A faithful copy of every entry is the goal; keep the images out of it.

# Records supplied
%%
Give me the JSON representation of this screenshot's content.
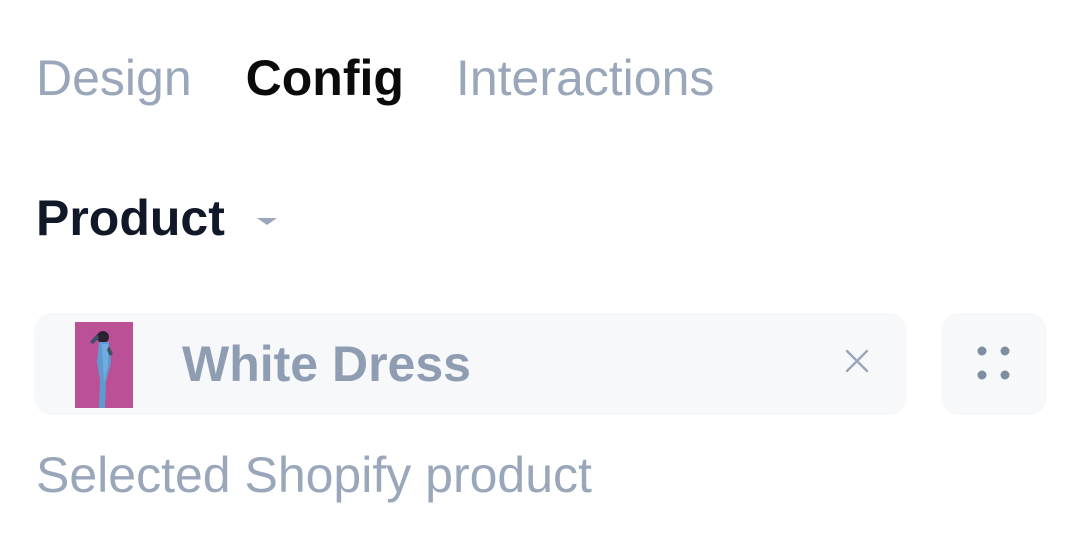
{
  "tabs": [
    {
      "label": "Design",
      "active": false
    },
    {
      "label": "Config",
      "active": true
    },
    {
      "label": "Interactions",
      "active": false
    }
  ],
  "section": {
    "title": "Product",
    "caret_icon": "caret-down-icon"
  },
  "product_field": {
    "value": "White Dress",
    "thumbnail": "product-thumbnail-image",
    "clear_icon": "close-icon"
  },
  "drag_handle": {
    "icon": "drag-handle-icon"
  },
  "helper_text": "Selected Shopify product",
  "colors": {
    "muted_text": "#9aa7ba",
    "active_text": "#0b0b0c",
    "field_bg": "#f7f8fa",
    "thumb_bg": "#c0539a"
  }
}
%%
# Output of the task
Give me the JSON representation of this screenshot's content.
{
  "tabs": [
    {
      "label": "Design",
      "active": false
    },
    {
      "label": "Config",
      "active": true
    },
    {
      "label": "Interactions",
      "active": false
    }
  ],
  "section": {
    "title": "Product",
    "caret_icon": "caret-down-icon"
  },
  "product_field": {
    "value": "White Dress",
    "thumbnail": "product-thumbnail-image",
    "clear_icon": "close-icon"
  },
  "drag_handle": {
    "icon": "drag-handle-icon"
  },
  "helper_text": "Selected Shopify product",
  "colors": {
    "muted_text": "#9aa7ba",
    "active_text": "#0b0b0c",
    "field_bg": "#f7f8fa",
    "thumb_bg": "#c0539a"
  }
}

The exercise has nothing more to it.